**Required work**. Scan the entries that follow and copy out every line containing "site".

**Exercise data**.
......

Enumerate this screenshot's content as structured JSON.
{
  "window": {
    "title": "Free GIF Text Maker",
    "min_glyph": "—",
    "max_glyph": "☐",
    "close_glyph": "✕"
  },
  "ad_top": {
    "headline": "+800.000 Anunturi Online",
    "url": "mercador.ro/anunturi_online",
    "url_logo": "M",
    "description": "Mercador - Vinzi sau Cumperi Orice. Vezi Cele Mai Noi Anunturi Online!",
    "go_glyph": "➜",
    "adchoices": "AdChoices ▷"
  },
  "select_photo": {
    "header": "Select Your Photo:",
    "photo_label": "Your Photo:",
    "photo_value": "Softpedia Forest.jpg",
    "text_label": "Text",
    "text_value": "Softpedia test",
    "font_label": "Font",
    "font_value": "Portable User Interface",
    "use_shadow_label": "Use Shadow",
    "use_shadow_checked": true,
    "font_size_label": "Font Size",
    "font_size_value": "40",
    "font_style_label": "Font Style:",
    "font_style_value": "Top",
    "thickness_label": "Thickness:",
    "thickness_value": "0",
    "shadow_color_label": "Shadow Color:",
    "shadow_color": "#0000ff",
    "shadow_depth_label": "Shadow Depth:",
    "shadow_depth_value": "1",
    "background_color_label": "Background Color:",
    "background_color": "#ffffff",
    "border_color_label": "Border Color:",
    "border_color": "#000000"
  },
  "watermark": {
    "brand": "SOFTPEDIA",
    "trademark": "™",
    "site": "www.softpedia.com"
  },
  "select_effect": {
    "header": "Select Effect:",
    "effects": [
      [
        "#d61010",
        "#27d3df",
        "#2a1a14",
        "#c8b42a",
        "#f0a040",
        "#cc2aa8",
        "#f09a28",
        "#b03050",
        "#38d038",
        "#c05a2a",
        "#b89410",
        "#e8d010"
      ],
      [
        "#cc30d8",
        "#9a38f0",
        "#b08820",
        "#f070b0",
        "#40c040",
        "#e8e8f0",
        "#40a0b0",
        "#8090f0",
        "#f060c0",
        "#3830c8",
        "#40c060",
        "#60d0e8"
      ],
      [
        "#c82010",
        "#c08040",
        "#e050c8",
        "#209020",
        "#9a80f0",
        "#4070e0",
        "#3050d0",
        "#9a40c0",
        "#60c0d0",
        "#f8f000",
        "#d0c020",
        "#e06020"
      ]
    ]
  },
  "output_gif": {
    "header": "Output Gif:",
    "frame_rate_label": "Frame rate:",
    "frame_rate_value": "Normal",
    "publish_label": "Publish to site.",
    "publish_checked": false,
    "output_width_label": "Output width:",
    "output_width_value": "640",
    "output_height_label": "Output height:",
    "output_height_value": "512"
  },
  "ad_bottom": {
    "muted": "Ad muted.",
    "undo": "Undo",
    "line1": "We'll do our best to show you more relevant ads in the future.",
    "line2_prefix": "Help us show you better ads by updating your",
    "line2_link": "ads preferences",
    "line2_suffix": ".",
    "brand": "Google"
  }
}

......

**Result below**.
    "site": "www.softpedia.com"
    "publish_label": "Publish to site.",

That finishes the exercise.